Romania needs structural reforms, including consolidation of public finances and correction of macroeconomic imbalances, and good public policies aiming to ensure real convergence to the western world through living standards improvements and infrastructure development, central bank governor Mugur Isarescu said on Tuesday.
“Economic convergence – both real and nominal – must move in line with the fundamentals of the economy, otherwise progress would be jeopardized by steep slippages,” Isarescu said in Oradea.
On the path to smooth and sustainable convergence, a first guiding principle is to avoid enrolling on a divergent trajectory, according to the governor.
“In other words, to wander the road, to go another way than the one leading to the eurozone. In the battle for convergence, we must be careful not to diverge,” he points out.
The governor told his audience that reducing development gaps within the country is also key to mitigating trade-offs that pose challenges to policies that face asymmetric shocks.
“In Romania, for example, comparable regions, in terms of level of development and living standards, can be encountered with Western economies, but also regions that are far behind. In 2017, Romania’s most prosperous region was almost four times richer than the poorest region (based on regional GDP per capita),” Isarescu indicates.
Prior to the euro adoption, Romania needs a correction of macroeconomic imbalances and a reduction of the convergence gap, along with the fulfillment of structural conditions, mainly in the area of consolidation of public finances, infrastructure development and increased competitiveness.
“The rhythm of the process must be one that can be preserved, and once we have taken steps forward, we must not regress or step back on the spot. In fact, excessive exacerbation of the convergence process is as bad as treading it,” Isarescu said.

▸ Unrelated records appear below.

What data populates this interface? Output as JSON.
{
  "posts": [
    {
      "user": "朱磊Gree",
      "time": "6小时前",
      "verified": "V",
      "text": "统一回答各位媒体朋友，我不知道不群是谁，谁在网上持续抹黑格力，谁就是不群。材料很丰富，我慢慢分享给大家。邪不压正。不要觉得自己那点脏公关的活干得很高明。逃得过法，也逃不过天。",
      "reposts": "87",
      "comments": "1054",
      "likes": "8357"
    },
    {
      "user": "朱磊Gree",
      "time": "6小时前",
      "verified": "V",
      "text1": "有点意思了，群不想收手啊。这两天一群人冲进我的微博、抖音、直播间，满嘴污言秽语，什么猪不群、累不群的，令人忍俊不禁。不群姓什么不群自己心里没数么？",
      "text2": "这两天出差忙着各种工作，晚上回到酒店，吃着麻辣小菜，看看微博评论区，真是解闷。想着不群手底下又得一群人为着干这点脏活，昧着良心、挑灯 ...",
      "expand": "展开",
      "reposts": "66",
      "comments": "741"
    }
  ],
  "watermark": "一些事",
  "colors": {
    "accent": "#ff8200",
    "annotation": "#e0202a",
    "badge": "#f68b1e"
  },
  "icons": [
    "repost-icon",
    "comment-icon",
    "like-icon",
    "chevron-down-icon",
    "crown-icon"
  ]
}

According to the governor, it is important to keep the Romanian economy on a growth path while paying close attention to protecting the macroeconomic balances recovered from a painful adjustment process that has taken place since the international financial crisis.
“The only way to go forward is to use a coherent mix of macroeconomic policies and firm structural reforms to increase the growth potential of the economy and at the same time enhance its resilience to shocks,” Mugur Isarescu added.